Obama’s embrace of soft populism was subtle, incremental, at times nearly imperceptible. But it set him up perfectly for the financial crisis lurking just around the corner. “Unlike traditional politicians, he didn’t simply do an overnight leftward correction,” says an old Bill Clinton hand. “He didn’t switch ‘Change we can believe in’ to ‘Reformer with results’ or ‘Let’s take a match to Wall Street.’ He didn’t bark out his stage directions—‘Message: I care.’ He didn’t take Lamar Alexander’s red-and-black flannel shirt out of the closet. Gradually, like he was slowly twisting a rheostat, he got to where he needed to be. And when the markets fell, he didn’t have to run after them and make a basket catch. It seemed inevitable and obvious when they collapsed into his lap.”
That collapse, along with McCain’s long history of support for deregulation of the financial industry, had a number of significant effects. To start, it handed Obama a ready-made economic narrative—or, rather, it added a powerful extension to the catchall argument he was already making against McCain as a clone of Bush. “It’s a dead-simple narrative,” says Robert Reich, the former Labor secretary who is now an informal Obama adviser. “It says, ‘This disaster is the result of eight years of failed policies, especially deregulation, and McCain was in favor of most of them.’ That’s it. ‘Look where we were. Look where we are. And who’s responsible?’ ”
The crisis atmosphere also created a setting in which Obama’s intellect, self-possession, and unflappability would be seen by voters as such, and not as aloofness or arrogance or bloodlessness, as they sometimes have been in other circumstances. McCain, it’s worth noting, was more stridently populist in tone in his initial reaction to the crisis, with his declamations against Wall Street greed. But Obama’s soft-populist posture—with no flashes of anger but rather expressions of indignation—played better with the electorate. “People are angry and scared,” says an Obama confidant. “What they want is someone cool and steady and smart who understands what’s going on, and that’s what they’ve seen in Barack. But what they’ve seen in McCain is hot and erratic and maybe not all that smart.”
The soft-populist approach has served Obama effectively, too, on topics besides the financial crisis. You could see it in action at the last debate when he took on the question of health care: starting with a firm declaration that coverage “should be a right for every American,” proceeding through a professorial disquisition on how his plan would work, and ending with a shot at “insurance companies that are cheating their customers.” You could see it as well in Indianapolis, when Obama clinically debunked McCain’s claims about his desire to raise taxes willy-nilly and then called for a show of hands of those in the audience earning less than $250,000 a year (who would thus be unaffected by his tax hikes). “That seems to be almost everyone,” he said with a chuckle.

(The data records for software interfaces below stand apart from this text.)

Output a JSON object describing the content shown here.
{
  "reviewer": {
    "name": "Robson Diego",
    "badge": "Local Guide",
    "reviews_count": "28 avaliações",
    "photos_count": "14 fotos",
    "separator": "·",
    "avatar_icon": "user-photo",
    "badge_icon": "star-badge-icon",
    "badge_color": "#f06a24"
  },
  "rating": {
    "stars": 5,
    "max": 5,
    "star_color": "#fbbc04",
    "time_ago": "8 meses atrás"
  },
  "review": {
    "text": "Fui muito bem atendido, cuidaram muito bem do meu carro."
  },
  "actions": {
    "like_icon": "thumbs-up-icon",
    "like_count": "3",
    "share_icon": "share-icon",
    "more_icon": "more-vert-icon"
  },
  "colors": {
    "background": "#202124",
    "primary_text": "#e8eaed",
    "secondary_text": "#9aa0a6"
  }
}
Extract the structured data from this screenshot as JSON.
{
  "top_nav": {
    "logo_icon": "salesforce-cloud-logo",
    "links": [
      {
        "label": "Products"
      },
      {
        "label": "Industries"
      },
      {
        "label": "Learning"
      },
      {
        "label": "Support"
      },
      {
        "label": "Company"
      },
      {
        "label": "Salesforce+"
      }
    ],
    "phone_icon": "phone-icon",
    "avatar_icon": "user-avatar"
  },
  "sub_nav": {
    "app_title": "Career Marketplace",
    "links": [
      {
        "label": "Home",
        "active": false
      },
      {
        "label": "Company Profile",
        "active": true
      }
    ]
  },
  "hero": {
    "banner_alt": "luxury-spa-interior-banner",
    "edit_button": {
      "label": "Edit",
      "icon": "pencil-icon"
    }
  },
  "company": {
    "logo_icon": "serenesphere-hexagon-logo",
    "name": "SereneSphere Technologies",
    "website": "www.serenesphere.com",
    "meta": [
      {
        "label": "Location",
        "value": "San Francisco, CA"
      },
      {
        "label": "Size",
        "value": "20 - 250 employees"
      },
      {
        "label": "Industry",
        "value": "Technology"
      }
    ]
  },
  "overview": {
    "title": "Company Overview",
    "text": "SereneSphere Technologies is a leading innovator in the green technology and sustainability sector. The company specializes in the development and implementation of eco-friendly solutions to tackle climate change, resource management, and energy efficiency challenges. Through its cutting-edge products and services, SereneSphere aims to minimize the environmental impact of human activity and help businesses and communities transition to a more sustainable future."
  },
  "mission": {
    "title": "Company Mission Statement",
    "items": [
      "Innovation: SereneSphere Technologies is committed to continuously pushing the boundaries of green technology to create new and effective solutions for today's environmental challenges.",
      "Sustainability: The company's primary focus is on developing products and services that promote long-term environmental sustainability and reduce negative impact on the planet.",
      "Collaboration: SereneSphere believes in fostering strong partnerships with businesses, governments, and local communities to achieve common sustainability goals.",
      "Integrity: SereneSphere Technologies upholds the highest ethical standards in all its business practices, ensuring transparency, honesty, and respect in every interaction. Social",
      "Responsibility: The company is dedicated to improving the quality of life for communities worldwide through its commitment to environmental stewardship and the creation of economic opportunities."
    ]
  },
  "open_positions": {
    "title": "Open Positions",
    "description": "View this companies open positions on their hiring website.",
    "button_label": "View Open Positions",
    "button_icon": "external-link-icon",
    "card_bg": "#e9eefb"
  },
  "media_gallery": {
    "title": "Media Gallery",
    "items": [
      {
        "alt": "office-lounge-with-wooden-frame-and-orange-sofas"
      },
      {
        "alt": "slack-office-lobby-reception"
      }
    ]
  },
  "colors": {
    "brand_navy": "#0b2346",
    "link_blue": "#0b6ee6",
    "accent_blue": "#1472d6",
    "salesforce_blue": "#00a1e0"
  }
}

But Obama seems to realize that, in order to close the sale, he needs to take his soft populism one step further, past the us-versus-them-ism inherent in the creed. In Indianapolis, he sought to infuse his speech with a unifying optimism—so much so that it sounded a bit like a closing argument in the making. “We will all need to sacrifice, and we will all need to pull our weight because now more than ever, we are all in this together,” Obama said. “What this crisis has taught us is that at the end of the day, there is no real separation between Main Street and Wall Street. There is only the road we’re traveling on as Americans, and we will rise or fall on that journey as one nation, as one people.”
Sunny, hopeful, optimistic populism isn’t as paradoxical as it might seem. It was the touchstone, in different ways, of both Clinton and Ronald Reagan. And there is reason to think it could carry Obama to a victory even more convincing than either of them achieved in the elections that put them in the Oval Office. In battleground state after battleground state Obama can point to polls that show him pulling away. The prospect of a Democratic landslide, which seemed remote if not impossible just a few weeks ago, now seems more than plausible.
I know, I know, don’t get carried away. A month is a lifetime in politics. The already ferocious Republican assault on Obama on matters of character, patriotism, and all-purpose otherness is bound to get more mind-bogglingly, stomach-turningly brutal. The old verity that economics trumps culture when the economy is bad is bound to be sorely tested. Obama may have finally stolen that page from the Clinton economic blueprint, but he will never have Clinton’s cultural inoculation—his Bubbahood—against certain kinds of attacks to fall back on. On the other hand, the specter of another Great Depression may keep the electorate focused on what really matters. Certainly it did back in 1932. “When times are good, people say they want someone like them to be president, but when times are bad, they want someone who can solve the problems, no matter how unlike them he is,” says the Obama confidant. “FDR was hardly a fucking man of the people, you know?”